Exercise prompt. Select and copy out every line in the records containing "externas".

Working data.
________________________

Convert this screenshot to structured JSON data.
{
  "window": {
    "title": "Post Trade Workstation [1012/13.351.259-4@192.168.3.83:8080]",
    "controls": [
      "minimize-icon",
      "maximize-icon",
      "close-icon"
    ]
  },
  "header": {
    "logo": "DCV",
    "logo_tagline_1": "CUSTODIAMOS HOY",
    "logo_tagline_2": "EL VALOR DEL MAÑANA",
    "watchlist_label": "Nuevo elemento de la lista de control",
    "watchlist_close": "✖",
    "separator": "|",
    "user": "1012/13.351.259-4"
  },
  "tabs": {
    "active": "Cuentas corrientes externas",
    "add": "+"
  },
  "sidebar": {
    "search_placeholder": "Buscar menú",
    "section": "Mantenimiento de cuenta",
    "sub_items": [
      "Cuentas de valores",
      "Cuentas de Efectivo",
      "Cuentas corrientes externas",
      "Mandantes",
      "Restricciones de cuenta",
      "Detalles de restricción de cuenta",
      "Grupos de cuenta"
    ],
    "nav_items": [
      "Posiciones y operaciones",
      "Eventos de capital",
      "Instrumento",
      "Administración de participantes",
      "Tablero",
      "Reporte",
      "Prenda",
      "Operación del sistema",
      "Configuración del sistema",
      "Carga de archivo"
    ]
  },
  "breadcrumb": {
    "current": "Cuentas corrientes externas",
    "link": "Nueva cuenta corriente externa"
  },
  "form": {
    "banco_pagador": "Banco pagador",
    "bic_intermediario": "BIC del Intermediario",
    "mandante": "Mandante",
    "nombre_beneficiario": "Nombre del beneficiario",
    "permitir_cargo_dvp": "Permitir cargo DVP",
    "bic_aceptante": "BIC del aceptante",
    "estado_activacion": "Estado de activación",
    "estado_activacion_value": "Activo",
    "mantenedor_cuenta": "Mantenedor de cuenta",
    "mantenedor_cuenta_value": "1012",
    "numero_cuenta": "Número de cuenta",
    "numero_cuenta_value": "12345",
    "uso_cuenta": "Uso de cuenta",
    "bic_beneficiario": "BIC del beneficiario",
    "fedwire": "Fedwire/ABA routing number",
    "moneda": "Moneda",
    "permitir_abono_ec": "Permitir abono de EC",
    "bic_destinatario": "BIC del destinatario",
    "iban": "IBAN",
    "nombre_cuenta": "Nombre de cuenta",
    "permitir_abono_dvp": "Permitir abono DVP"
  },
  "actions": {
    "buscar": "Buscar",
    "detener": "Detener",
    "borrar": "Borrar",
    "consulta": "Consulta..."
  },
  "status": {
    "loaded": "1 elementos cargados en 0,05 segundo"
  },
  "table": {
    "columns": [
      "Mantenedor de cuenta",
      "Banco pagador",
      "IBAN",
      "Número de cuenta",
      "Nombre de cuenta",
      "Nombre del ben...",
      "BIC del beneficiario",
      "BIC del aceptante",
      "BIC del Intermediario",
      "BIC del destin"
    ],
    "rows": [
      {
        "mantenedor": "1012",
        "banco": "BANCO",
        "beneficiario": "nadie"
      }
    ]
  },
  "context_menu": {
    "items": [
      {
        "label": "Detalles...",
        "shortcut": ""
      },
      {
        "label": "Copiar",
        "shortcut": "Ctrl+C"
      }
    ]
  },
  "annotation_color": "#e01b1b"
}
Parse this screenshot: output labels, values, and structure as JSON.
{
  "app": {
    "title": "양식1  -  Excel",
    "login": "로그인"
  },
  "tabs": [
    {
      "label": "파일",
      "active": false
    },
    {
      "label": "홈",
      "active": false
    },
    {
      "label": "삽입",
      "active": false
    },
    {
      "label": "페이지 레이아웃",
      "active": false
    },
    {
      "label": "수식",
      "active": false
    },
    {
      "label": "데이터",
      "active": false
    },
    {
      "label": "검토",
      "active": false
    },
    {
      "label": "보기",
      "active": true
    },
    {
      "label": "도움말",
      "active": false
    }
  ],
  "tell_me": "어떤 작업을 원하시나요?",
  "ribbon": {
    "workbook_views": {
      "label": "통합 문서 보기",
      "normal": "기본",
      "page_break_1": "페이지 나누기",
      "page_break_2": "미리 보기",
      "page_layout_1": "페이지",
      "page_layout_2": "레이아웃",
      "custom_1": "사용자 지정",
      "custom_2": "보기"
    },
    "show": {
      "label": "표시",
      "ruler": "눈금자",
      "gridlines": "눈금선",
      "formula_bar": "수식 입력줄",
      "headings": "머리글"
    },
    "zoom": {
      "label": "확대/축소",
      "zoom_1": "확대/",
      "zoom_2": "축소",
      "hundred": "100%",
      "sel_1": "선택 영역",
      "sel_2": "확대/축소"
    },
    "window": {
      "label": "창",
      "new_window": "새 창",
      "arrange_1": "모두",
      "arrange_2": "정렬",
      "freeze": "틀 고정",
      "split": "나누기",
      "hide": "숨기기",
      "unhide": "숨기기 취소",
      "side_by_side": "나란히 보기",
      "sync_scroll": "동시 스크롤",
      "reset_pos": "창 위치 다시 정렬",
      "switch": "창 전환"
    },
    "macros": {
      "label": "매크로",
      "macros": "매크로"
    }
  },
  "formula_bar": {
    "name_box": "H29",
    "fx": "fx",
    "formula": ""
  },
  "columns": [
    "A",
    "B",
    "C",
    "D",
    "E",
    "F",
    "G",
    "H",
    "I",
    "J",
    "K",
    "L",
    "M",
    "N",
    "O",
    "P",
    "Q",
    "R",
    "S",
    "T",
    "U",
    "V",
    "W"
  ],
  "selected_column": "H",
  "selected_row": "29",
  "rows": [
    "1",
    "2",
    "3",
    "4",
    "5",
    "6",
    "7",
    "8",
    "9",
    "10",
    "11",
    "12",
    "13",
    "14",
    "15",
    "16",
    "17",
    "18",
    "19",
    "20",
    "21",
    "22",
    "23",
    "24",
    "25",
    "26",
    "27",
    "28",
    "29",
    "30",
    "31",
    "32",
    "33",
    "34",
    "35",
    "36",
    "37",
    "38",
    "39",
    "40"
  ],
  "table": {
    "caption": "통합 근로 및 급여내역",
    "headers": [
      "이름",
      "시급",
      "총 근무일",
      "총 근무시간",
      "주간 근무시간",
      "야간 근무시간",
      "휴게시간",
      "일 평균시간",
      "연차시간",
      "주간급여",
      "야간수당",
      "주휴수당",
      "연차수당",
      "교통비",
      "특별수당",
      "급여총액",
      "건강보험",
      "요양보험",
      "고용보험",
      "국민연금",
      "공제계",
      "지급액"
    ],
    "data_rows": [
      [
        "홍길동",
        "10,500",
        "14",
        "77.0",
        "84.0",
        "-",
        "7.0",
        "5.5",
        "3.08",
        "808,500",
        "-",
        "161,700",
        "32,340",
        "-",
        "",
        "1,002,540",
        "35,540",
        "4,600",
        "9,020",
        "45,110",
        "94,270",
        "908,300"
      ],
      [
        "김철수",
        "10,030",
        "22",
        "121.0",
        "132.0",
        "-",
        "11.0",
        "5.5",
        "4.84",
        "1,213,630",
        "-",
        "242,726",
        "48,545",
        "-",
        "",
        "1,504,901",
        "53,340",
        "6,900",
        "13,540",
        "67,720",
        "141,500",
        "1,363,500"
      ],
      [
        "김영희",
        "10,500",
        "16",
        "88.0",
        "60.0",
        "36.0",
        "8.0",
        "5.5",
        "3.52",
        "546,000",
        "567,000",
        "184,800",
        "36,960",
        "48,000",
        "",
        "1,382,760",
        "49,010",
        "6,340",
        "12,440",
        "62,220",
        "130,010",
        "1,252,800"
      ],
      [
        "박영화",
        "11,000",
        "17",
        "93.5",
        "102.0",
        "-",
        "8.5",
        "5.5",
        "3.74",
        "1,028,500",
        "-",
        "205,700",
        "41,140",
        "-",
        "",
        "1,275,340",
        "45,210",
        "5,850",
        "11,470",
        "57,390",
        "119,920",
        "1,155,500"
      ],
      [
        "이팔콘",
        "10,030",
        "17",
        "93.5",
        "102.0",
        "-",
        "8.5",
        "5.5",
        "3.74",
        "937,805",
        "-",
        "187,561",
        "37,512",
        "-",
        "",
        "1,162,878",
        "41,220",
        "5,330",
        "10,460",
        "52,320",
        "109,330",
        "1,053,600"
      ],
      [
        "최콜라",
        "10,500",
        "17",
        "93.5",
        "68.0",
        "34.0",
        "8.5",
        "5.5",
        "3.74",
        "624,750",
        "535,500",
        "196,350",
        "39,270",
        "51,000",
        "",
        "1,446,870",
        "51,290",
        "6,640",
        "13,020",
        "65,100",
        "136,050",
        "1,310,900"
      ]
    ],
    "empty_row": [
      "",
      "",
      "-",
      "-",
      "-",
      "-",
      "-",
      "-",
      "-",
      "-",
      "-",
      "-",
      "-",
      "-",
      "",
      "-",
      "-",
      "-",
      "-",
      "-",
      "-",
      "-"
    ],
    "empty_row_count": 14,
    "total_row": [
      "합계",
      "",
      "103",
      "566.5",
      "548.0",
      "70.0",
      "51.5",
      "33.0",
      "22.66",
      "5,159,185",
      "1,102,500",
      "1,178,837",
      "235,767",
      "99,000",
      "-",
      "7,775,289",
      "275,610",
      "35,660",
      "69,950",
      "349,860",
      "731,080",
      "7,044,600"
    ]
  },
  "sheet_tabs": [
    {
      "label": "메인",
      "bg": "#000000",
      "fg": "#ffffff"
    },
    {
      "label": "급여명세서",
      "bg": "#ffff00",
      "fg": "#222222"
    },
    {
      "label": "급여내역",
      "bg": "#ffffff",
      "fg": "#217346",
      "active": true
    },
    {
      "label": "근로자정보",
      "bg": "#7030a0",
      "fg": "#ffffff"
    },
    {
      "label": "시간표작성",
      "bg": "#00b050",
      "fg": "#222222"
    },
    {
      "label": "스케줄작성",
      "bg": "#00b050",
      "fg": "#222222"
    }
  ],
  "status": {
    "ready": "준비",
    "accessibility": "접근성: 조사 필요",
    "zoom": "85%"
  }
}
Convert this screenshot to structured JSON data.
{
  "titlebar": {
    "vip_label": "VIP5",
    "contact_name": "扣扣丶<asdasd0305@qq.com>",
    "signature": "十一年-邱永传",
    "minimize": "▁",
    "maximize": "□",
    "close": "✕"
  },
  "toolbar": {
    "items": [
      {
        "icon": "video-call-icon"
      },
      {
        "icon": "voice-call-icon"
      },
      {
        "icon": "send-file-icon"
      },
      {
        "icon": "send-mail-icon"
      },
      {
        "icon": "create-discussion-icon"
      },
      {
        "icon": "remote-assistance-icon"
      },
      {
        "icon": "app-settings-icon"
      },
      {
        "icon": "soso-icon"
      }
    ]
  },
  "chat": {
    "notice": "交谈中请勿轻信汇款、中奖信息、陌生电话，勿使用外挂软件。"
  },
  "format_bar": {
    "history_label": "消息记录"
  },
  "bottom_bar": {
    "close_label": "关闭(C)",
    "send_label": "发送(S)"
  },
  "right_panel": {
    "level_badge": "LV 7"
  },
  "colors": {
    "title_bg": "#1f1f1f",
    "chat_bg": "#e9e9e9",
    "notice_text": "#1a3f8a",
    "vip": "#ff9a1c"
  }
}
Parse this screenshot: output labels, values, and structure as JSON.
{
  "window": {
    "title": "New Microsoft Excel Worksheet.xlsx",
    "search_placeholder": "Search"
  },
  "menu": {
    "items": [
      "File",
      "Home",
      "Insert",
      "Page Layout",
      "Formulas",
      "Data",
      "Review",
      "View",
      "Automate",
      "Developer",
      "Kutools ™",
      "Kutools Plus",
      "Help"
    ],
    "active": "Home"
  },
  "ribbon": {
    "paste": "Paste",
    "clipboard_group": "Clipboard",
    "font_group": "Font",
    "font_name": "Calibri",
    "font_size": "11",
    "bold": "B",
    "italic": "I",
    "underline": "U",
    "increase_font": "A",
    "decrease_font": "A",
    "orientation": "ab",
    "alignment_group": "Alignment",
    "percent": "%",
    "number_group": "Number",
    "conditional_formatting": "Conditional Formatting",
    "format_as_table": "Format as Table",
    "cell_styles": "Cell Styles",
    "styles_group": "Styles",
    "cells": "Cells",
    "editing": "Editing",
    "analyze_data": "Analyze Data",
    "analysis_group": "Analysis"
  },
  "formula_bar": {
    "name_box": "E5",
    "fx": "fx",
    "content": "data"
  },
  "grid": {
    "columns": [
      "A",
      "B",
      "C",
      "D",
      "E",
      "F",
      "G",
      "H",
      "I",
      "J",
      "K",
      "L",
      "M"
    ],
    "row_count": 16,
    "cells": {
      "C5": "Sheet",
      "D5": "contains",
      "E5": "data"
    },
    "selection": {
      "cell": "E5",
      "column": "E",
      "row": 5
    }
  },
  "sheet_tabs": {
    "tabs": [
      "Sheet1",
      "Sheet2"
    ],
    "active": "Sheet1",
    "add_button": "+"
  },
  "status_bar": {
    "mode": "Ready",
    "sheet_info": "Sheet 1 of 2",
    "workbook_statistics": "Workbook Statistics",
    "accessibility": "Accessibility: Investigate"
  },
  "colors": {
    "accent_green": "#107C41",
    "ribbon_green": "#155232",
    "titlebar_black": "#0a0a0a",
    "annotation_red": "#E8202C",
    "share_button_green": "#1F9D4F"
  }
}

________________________

Reply.
    "active": "Cuentas corrientes externas",
      "Cuentas corrientes externas",
    "current": "Cuentas corrientes externas",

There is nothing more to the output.